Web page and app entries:
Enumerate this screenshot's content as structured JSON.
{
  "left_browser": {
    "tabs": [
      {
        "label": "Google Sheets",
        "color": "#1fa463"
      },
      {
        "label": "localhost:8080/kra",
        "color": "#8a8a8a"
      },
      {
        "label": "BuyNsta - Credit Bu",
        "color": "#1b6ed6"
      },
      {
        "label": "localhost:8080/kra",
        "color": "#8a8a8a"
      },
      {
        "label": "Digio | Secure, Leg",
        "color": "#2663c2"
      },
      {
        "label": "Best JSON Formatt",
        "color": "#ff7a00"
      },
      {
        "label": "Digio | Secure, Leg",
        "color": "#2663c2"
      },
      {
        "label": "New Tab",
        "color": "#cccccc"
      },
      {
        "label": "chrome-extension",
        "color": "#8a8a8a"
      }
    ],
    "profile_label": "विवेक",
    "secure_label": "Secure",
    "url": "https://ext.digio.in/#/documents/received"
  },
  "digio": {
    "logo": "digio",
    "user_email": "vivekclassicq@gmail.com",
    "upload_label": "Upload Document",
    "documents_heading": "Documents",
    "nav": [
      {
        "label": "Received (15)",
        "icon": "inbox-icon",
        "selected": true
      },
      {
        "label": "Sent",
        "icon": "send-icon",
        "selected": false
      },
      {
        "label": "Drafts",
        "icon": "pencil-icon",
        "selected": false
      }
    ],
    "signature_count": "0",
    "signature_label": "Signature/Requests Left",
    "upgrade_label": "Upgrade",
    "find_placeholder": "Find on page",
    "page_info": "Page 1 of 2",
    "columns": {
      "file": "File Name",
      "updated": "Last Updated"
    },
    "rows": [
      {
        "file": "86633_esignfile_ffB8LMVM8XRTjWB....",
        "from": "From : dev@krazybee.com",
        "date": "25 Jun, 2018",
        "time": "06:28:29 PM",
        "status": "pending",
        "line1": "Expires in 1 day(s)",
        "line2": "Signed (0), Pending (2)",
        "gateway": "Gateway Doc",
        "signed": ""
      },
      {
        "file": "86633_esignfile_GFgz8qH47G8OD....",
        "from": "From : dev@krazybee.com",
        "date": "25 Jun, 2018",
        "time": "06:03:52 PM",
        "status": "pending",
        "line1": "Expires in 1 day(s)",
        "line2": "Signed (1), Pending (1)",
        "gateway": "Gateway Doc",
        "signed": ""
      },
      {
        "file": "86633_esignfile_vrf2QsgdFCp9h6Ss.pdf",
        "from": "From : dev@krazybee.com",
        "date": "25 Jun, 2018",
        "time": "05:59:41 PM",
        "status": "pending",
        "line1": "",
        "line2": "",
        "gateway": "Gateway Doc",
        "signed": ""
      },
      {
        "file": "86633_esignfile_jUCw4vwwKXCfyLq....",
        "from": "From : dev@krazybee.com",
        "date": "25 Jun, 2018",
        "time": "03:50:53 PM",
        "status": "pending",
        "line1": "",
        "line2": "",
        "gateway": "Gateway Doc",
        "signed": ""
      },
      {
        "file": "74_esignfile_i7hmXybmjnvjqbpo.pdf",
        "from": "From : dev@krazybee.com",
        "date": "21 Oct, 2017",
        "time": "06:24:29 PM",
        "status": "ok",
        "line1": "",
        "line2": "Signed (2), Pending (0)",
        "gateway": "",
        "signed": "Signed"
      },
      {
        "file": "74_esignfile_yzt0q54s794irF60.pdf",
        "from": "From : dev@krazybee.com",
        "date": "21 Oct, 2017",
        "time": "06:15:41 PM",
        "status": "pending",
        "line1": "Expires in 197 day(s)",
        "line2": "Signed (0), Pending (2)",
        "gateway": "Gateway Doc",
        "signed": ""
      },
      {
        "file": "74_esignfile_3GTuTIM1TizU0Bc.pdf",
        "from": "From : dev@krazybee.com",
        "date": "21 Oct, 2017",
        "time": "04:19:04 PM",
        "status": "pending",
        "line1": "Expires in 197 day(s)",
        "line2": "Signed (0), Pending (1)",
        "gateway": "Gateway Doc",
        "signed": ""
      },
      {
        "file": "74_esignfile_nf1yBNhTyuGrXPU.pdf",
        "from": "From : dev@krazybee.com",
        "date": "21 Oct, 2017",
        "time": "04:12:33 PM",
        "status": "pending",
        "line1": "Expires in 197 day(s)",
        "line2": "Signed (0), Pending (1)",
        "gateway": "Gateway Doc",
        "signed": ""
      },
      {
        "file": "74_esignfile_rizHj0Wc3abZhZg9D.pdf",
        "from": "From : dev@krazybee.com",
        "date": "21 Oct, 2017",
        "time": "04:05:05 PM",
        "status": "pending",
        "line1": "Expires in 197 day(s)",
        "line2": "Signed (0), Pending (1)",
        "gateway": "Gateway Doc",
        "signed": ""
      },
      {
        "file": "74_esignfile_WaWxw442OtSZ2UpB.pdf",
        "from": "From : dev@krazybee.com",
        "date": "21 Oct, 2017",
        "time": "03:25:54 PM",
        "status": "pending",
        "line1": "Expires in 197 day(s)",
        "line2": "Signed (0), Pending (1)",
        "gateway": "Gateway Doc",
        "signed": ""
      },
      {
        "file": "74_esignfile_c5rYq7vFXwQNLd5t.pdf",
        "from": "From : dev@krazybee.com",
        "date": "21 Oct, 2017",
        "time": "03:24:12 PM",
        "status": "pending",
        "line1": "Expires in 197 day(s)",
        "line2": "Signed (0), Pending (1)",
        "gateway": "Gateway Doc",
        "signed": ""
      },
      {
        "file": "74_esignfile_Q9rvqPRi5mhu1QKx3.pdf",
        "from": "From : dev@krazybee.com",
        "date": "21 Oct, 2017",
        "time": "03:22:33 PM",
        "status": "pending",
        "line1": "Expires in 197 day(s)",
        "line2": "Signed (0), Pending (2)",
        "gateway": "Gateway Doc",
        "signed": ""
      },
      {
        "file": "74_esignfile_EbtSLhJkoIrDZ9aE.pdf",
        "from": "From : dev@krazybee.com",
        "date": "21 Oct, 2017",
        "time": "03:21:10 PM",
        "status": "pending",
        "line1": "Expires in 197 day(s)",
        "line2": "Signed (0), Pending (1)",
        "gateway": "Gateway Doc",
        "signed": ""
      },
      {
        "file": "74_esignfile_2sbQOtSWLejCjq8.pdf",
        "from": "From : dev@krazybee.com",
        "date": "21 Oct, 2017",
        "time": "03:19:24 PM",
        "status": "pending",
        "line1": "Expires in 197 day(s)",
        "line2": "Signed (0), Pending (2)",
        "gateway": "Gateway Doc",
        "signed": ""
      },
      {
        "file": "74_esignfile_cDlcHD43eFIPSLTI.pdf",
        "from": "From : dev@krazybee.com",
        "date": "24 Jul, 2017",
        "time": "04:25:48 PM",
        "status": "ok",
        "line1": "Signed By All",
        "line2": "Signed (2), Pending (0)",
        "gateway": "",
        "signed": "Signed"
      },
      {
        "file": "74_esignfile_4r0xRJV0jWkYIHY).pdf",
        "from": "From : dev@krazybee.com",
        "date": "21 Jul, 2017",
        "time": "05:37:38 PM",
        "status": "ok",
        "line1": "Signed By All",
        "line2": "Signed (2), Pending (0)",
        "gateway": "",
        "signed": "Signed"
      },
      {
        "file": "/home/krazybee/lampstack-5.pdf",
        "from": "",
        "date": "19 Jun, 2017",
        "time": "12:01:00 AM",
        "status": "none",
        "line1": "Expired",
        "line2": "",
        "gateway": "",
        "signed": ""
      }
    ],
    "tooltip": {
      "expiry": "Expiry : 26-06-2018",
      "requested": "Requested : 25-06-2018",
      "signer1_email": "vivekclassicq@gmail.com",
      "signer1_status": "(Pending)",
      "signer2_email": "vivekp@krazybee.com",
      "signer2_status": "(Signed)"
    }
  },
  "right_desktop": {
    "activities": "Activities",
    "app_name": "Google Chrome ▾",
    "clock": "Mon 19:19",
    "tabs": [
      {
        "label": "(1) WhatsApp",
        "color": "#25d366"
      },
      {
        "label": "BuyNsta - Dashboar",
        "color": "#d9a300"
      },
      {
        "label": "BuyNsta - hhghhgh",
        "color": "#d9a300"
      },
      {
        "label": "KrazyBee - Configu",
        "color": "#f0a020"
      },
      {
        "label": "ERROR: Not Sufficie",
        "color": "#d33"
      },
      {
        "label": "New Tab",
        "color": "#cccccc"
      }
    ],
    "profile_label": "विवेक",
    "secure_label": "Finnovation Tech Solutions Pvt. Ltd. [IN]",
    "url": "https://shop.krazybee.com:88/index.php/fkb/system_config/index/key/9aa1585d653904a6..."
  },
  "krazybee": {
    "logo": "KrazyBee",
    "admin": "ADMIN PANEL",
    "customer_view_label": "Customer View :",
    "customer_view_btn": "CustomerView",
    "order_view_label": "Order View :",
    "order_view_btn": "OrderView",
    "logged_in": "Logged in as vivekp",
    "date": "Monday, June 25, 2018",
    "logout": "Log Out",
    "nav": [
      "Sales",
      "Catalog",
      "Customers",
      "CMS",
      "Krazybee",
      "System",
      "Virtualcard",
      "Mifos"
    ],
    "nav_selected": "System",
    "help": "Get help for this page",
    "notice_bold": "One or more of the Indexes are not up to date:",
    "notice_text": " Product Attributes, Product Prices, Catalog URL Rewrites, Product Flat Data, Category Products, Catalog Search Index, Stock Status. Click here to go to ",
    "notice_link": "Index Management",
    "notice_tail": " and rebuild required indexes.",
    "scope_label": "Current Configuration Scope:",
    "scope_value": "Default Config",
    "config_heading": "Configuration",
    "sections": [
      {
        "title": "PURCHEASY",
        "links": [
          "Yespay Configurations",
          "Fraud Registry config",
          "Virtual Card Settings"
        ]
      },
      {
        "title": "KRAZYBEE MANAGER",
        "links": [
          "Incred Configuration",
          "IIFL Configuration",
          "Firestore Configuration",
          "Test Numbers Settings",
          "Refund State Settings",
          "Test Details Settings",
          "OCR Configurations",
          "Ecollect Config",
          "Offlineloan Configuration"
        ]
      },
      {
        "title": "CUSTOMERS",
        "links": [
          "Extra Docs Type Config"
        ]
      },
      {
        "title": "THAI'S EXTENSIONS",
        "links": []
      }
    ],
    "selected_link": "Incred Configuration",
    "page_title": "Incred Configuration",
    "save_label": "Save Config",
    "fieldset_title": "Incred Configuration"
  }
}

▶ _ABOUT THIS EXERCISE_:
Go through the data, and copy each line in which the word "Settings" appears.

▶ _REPLY TO THE EXERCISE_:
          "Virtual Card Settings"
          "Test Numbers Settings",
          "Refund State Settings",
          "Test Details Settings",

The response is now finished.